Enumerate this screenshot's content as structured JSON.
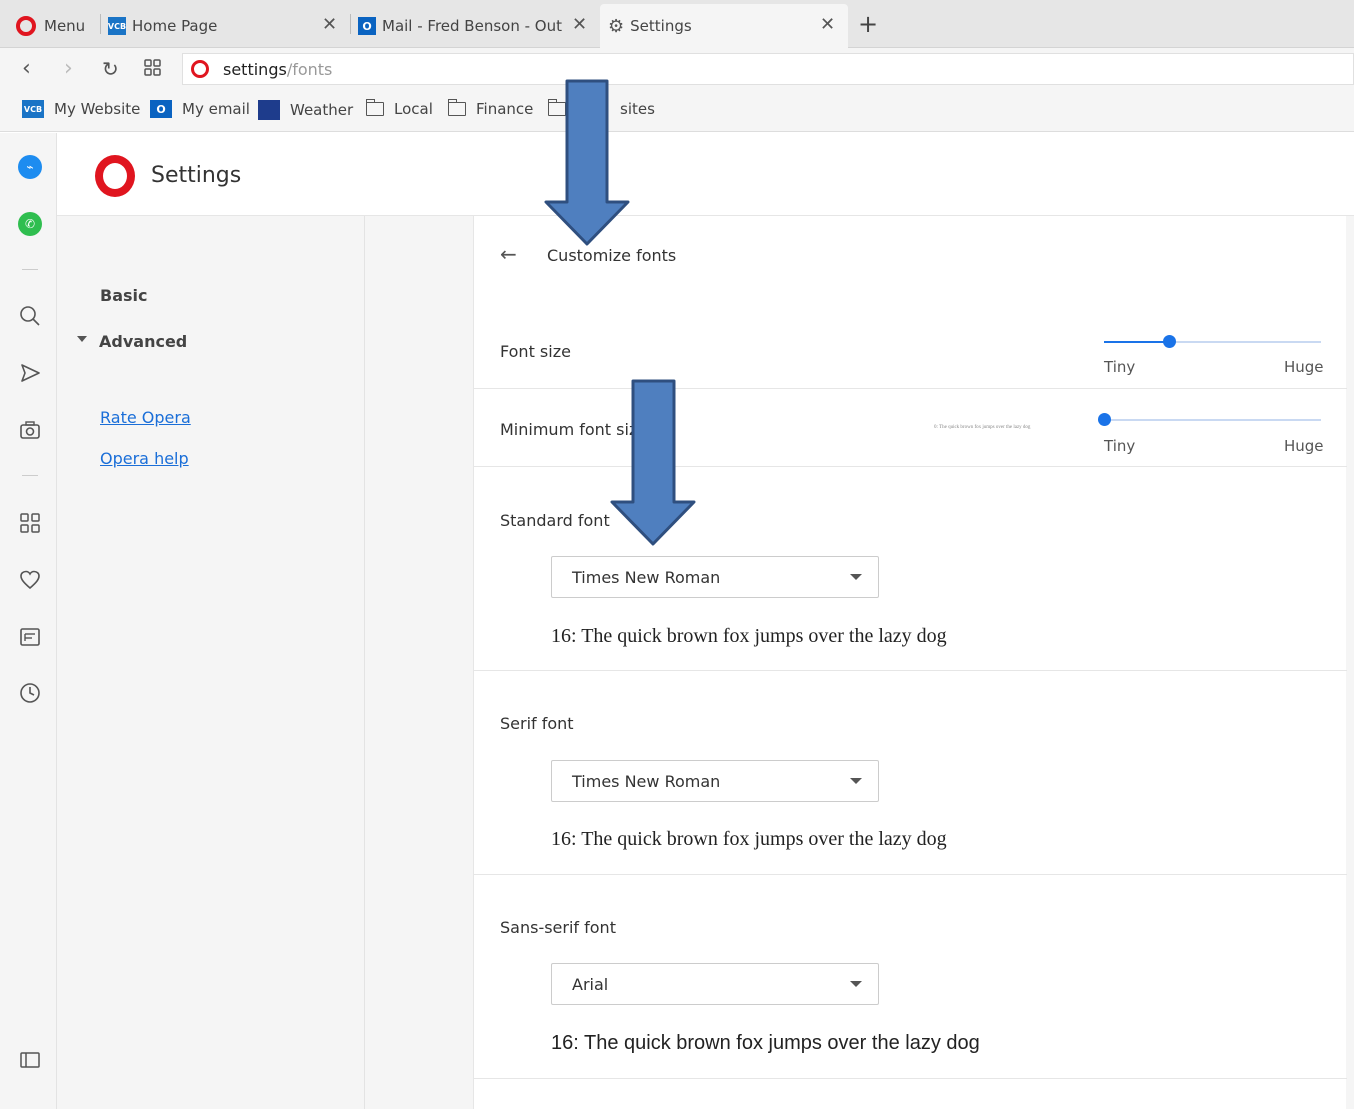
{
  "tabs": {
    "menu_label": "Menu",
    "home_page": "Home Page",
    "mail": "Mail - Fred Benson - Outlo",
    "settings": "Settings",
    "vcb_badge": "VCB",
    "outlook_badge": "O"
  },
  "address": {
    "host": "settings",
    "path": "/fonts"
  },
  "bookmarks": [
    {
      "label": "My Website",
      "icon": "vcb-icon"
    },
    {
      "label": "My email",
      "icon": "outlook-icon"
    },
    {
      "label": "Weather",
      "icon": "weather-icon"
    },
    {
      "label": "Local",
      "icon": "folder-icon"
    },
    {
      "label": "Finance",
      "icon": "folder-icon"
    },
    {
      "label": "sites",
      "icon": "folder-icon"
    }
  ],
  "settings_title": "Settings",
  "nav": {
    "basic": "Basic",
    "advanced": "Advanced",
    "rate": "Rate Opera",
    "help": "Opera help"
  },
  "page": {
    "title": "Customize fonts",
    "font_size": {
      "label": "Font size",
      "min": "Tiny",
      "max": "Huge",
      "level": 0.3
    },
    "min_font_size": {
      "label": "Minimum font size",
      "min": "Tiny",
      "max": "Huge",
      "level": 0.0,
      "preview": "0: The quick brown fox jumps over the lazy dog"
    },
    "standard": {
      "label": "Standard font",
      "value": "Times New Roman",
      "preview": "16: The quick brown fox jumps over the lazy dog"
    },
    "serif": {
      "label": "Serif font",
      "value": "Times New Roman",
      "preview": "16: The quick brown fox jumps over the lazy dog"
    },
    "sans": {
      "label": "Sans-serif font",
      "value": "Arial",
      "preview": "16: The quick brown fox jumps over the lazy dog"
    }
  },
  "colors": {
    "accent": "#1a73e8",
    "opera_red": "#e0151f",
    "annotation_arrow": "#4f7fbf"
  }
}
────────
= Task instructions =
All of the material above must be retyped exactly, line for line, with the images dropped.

= Problem solution =
Enumerate this screenshot's content as structured JSON.
{
  "tabs": {
    "menu_label": "Menu",
    "home_page": "Home Page",
    "mail": "Mail - Fred Benson - Outlo",
    "settings": "Settings",
    "vcb_badge": "VCB",
    "outlook_badge": "O"
  },
  "address": {
    "host": "settings",
    "path": "/fonts"
  },
  "bookmarks": [
    {
      "label": "My Website",
      "icon": "vcb-icon"
    },
    {
      "label": "My email",
      "icon": "outlook-icon"
    },
    {
      "label": "Weather",
      "icon": "weather-icon"
    },
    {
      "label": "Local",
      "icon": "folder-icon"
    },
    {
      "label": "Finance",
      "icon": "folder-icon"
    },
    {
      "label": "sites",
      "icon": "folder-icon"
    }
  ],
  "settings_title": "Settings",
  "nav": {
    "basic": "Basic",
    "advanced": "Advanced",
    "rate": "Rate Opera",
    "help": "Opera help"
  },
  "page": {
    "title": "Customize fonts",
    "font_size": {
      "label": "Font size",
      "min": "Tiny",
      "max": "Huge",
      "level": 0.3
    },
    "min_font_size": {
      "label": "Minimum font size",
      "min": "Tiny",
      "max": "Huge",
      "level": 0.0,
      "preview": "0: The quick brown fox jumps over the lazy dog"
    },
    "standard": {
      "label": "Standard font",
      "value": "Times New Roman",
      "preview": "16: The quick brown fox jumps over the lazy dog"
    },
    "serif": {
      "label": "Serif font",
      "value": "Times New Roman",
      "preview": "16: The quick brown fox jumps over the lazy dog"
    },
    "sans": {
      "label": "Sans-serif font",
      "value": "Arial",
      "preview": "16: The quick brown fox jumps over the lazy dog"
    }
  },
  "colors": {
    "accent": "#1a73e8",
    "opera_red": "#e0151f",
    "annotation_arrow": "#4f7fbf"
  }
}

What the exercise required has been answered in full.